A green thumb is a myth. The reality is you can garden and grow plants. Learn some of the best practices for your efforts to bear fruit.
Gardening is a nourishing hobby and growing necessity in times like these. Whether you are cultivating flowers, herbs, or vegetables, tending to them for food and leisure adds years to your life, as studies show.
Are your plants thriving? Do you intend to add new varieties this year? As you go deep into gardening, expect to find more questions coming your way. To make your efforts in working the soil count, here are some practical tips for plant care and garden management.
1. Check Your Zone

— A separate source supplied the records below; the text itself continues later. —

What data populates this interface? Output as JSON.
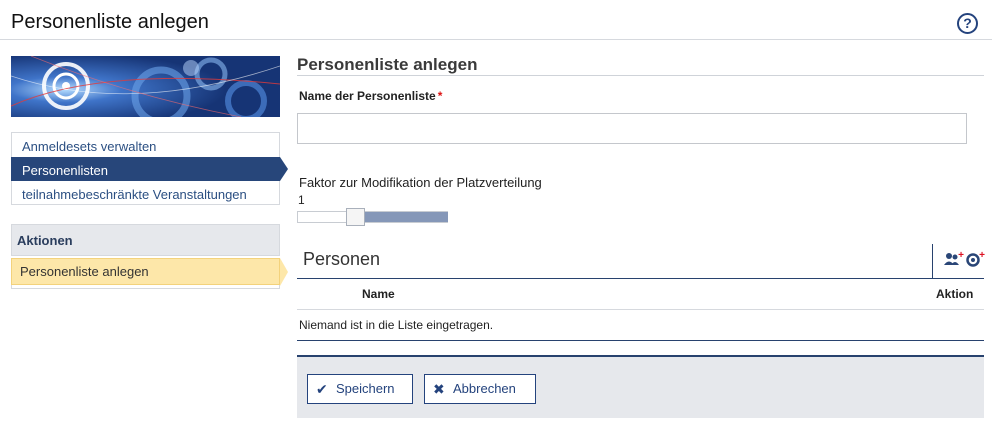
{
  "page": {
    "title": "Personenliste anlegen",
    "help_icon": "question-circle-icon",
    "help_glyph": "?"
  },
  "sidebar": {
    "nav": [
      {
        "label": "Anmeldesets verwalten",
        "active": false
      },
      {
        "label": "Personenlisten",
        "active": true
      },
      {
        "label": "teilnahmebeschränkte Veranstaltungen",
        "active": false
      }
    ],
    "actions_title": "Aktionen",
    "actions": [
      {
        "label": "Personenliste anlegen",
        "active": true
      }
    ]
  },
  "form": {
    "section_title": "Personenliste anlegen",
    "name_label": "Name der Personenliste",
    "required_marker": "*",
    "name_value": "",
    "factor_label": "Faktor zur Modifikation der Platzverteilung",
    "factor_value": "1"
  },
  "persons_table": {
    "caption": "Personen",
    "tools": [
      {
        "icon": "add-person-icon",
        "glyph": "👥",
        "plus": "+"
      },
      {
        "icon": "add-group-icon",
        "glyph": "↻",
        "plus": "+"
      }
    ],
    "columns": [
      "Name",
      "Aktion"
    ],
    "empty_message": "Niemand ist in die Liste eingetragen."
  },
  "buttons": {
    "save": {
      "label": "Speichern",
      "icon": "checkmark-icon",
      "glyph": "✔"
    },
    "cancel": {
      "label": "Abbrechen",
      "icon": "cross-icon",
      "glyph": "✖"
    }
  },
  "colors": {
    "primary": "#27467a",
    "action_highlight": "#fde7a9",
    "required": "#dd1111"
  }
}
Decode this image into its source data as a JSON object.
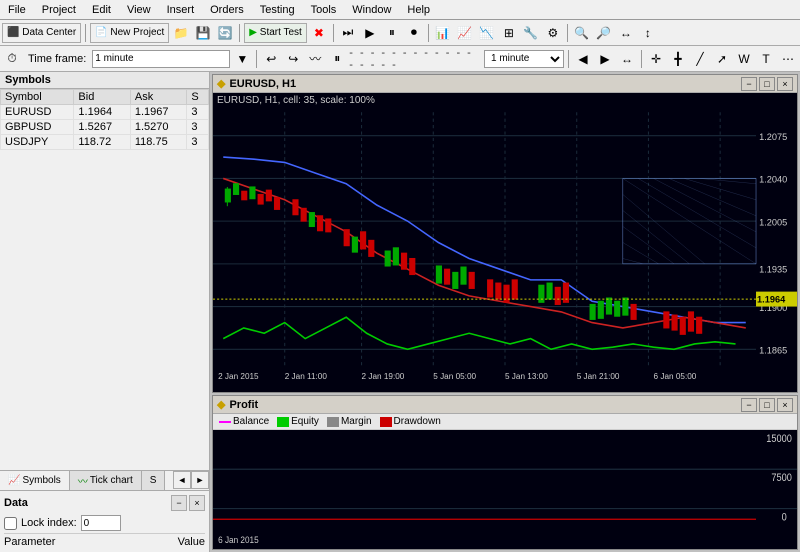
{
  "menubar": {
    "items": [
      "File",
      "Project",
      "Edit",
      "View",
      "Insert",
      "Orders",
      "Testing",
      "Tools",
      "Window",
      "Help"
    ]
  },
  "toolbar1": {
    "datacenter_label": "Data Center",
    "newproject_label": "New Project",
    "starttest_label": "Start Test",
    "timeframe_label": "Time frame:",
    "timeframe_value": "1 minute"
  },
  "toolbar2": {
    "timeframe_dropdown": "1 minute"
  },
  "symbols_panel": {
    "title": "Symbols",
    "columns": [
      "Symbol",
      "Bid",
      "Ask",
      "S"
    ],
    "rows": [
      {
        "symbol": "EURUSD",
        "bid": "1.1964",
        "ask": "1.1967",
        "s": "3"
      },
      {
        "symbol": "GBPUSD",
        "bid": "1.5267",
        "ask": "1.5270",
        "s": "3"
      },
      {
        "symbol": "USDJPY",
        "bid": "118.72",
        "ask": "118.75",
        "s": "3"
      }
    ]
  },
  "tabs": {
    "items": [
      "Symbols",
      "Tick chart",
      "S"
    ]
  },
  "data_panel": {
    "title": "Data",
    "lock_label": "Lock index:",
    "lock_value": "0",
    "col_parameter": "Parameter",
    "col_value": "Value"
  },
  "chart_main": {
    "title": "EURUSD, H1",
    "info": "EURUSD, H1, cell: 35, scale: 100%",
    "price_current": "1.1964",
    "prices": [
      "1.2075",
      "1.2040",
      "1.2005",
      "1.1935",
      "1.1900",
      "1.1865"
    ],
    "dates": [
      "2 Jan 2015",
      "2 Jan 11:00",
      "2 Jan 19:00",
      "5 Jan 05:00",
      "5 Jan 13:00",
      "5 Jan 21:00",
      "6 Jan 05:00"
    ]
  },
  "profit_window": {
    "title": "Profit",
    "legend": {
      "balance": "Balance",
      "equity": "Equity",
      "margin": "Margin",
      "drawdown": "Drawdown"
    },
    "y_labels": [
      "15000",
      "7500",
      "0"
    ],
    "x_label": "6 Jan 2015"
  },
  "icons": {
    "minimize": "−",
    "maximize": "□",
    "close": "×",
    "arrow_left": "◄",
    "arrow_right": "►",
    "chart_icon": "◆",
    "profit_icon": "◆"
  }
}
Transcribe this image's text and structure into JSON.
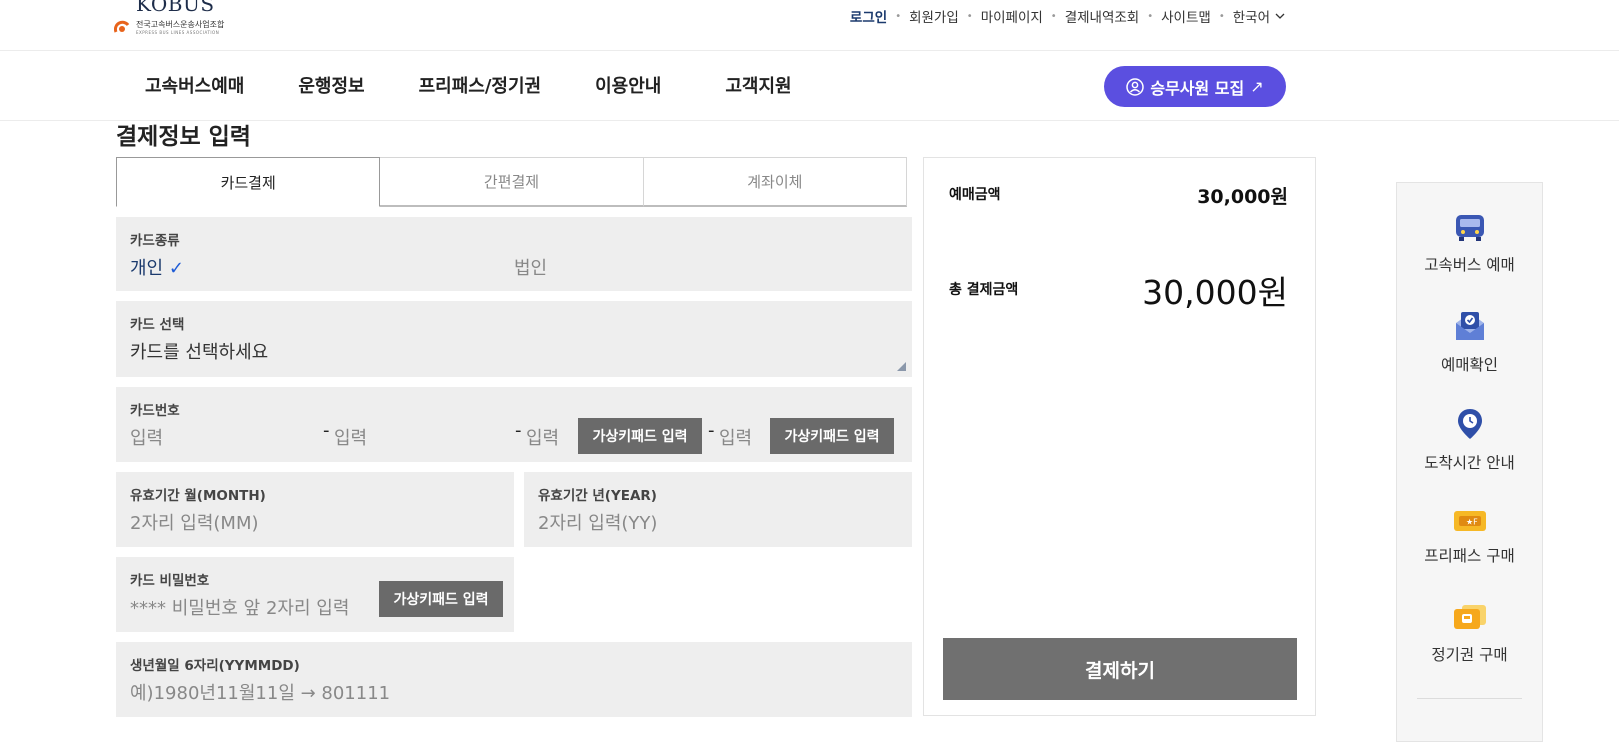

Where you live plays an integral role in your selection of plants. Will they thrive in your garden? The USDA Plant Hardiness Zone Map can help answer your question. It assigns a hardiness zone to a geographical area’s average annual minimum winter temperature.
Knowing this zone can make it easier for you to pick trees, shrubs, herbs, etc., that can survive or adapt to your location. Online resources, plant catalogs, and seed packets also use the USDA classification, which is a widely used standard.
Other classifications also exist. Sunset has a 24-climate-zone classification that takes into account the total climate, including rainfall and humidity. The Royal Horticultural Society has hardiness ratings for UK growers.
2. Know Where to Plant (Sun or Shade)
Plants need sunlight for photosynthesis, but they have varying sunlight requirements. Some enjoy the bright sunlight, while others grow in the shade.
Here’s a “classification” of plants based on their sunlight requirements:
- Full-sun plantsrequire six to eight hours of direct sunlight every day.
- Partial-sun or partial-shade plants require three to six hours of direct sunlight daily (e.g., partial-shade plants need to be in the shade in the afternoon).
- Full-shade plantsrequire three to four hours or less of direct sunlight every day.
Determine how much sun your garden gets so that you can position your plants where they’ll thrive based on the intensity of light. Observe the sunny or shaded spots, and put markers.
Also, some indoor plants still require total sun exposure even by the window. Examples are aloe vera and snake plants.
3. Water Right
Plants need water for their nutrition and growth. There are three main concerns facing gardeners when it comes to watering:
- How much water do plants need? Too little or too much water can hinder a plant’s growth and cause it to wilt, wither, or die.
- When is the best time to water plants?Early morning is said to be the most optimal time to water the garden. Doing the watering midday can result in rapid evaporation, and watering at night can increase the risk of plant disease. Early-evening watering may be necessary for hot and dry days.
- How do you effectively water plants?Focus on the plant’s root system. Also, distribute water evenly and efficiently through a combination of watering techniques.
Setting up an irrigation system for your garden can help avoid common watering problems and their consequences. With devices and automatic processes in place, you can control the amount of water, set a watering schedule (including the days and times), or adjust relevant settings based on the season or rainfall. Check out Hunter Pro-C controller and how it can help you stay on top of caring for your garden and save water and money.
4. Nourish Your Soil
Soil provides nutrition and more to plants. Its ability to hold water is also a critical factor in determining the most appropriate watering measures for your garden. For all these, improving your soil quality is a given.
Here are some ways you can amend your soil to promote plant growth:
- Perform a soil test to undertake suitable soil amendments.There are DIY soil tests for pH, composition, drainage, and (presence of) organic matter.
- Add organic matter, which can be sourced from compost and manure. Doing so boosts the soil’s water-retention ability and nutrition.
- Cover the soil with leaves, pine needles, or bark for soil moisture retention, weed control, and soil health. Using inorganic materials, like gravel and landscape fabric, can also help retain moisture and serve as a weed barrier.
Monitor your soil regularly because the health of your plants is closely anchored to it.
5. Let Plants Breathe
Air is an unseen but critical component for plants to grow. There are two ways you can help them breathe:
- Water effectively.Overwatering has the effect of depriving plants of oxygen.
- Aerate the soil. Mulching, as noted above, helps improve soil aeration.
Like people, plants also need room to thrive. Give your flowers and trees space to spread their roots and leaves. This is a practical consideration when you pot plants.
Are You Ready to Plant?
Together with your deck, a well-maintained garden enhances your home’s appeal. It’s especially lovely at night when the whole place is illuminated. You can consider cost-effective deck lighting solutions like solar post caps for this task.
You learn as you plant, experiment, and discover what works best. Consider the tips above, and garden on.